===== ENTRIES SUPPLIED

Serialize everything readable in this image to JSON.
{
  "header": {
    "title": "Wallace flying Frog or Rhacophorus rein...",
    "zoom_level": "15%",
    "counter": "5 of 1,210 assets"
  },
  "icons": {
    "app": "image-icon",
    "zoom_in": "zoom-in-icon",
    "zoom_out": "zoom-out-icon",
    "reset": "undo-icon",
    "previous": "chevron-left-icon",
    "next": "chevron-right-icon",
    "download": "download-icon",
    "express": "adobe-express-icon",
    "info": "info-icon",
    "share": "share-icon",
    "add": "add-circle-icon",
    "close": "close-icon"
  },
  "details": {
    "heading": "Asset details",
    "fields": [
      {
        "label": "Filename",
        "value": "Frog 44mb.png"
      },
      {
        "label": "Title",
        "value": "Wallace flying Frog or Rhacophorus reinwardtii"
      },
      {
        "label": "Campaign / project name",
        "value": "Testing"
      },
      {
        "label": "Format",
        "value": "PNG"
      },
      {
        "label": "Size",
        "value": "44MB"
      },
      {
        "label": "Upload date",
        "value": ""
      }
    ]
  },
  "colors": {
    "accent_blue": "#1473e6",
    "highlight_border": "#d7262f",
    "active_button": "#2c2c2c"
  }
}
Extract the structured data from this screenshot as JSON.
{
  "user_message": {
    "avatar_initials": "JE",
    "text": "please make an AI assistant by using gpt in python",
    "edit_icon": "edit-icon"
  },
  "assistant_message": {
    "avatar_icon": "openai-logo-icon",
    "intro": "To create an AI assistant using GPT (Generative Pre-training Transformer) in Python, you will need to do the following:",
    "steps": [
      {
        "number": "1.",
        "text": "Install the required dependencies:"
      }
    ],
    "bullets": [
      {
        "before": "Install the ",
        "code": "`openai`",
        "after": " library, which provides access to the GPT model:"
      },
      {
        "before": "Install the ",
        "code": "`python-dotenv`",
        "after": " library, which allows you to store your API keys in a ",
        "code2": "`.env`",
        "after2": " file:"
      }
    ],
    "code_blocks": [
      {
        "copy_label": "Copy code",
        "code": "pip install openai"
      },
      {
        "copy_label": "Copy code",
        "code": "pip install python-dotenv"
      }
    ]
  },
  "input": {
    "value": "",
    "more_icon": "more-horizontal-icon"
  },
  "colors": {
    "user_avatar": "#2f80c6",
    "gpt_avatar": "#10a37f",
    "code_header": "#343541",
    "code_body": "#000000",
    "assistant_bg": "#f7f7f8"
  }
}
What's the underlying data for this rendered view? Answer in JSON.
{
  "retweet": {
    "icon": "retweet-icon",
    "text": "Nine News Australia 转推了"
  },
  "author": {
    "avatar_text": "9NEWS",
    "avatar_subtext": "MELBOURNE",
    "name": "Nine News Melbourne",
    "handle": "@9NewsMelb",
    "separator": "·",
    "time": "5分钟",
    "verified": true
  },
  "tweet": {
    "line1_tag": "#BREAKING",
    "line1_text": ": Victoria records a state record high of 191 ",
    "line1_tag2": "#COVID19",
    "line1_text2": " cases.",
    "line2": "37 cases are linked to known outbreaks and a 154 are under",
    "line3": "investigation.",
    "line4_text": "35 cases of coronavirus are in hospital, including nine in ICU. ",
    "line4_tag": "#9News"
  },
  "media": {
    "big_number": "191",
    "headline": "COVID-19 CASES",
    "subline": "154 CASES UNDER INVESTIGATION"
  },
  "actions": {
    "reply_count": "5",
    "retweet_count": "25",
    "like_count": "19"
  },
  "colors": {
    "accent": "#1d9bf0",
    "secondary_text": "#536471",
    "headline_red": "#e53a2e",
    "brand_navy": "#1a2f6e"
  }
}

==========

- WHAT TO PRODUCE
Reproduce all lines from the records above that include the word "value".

- TASK ANSWER
        "value": "Frog 44mb.png"
        "value": "Wallace flying Frog or Rhacophorus reinwardtii"
        "value": "Testing"
        "value": "PNG"
        "value": "44MB"
        "value": ""
    "value": "",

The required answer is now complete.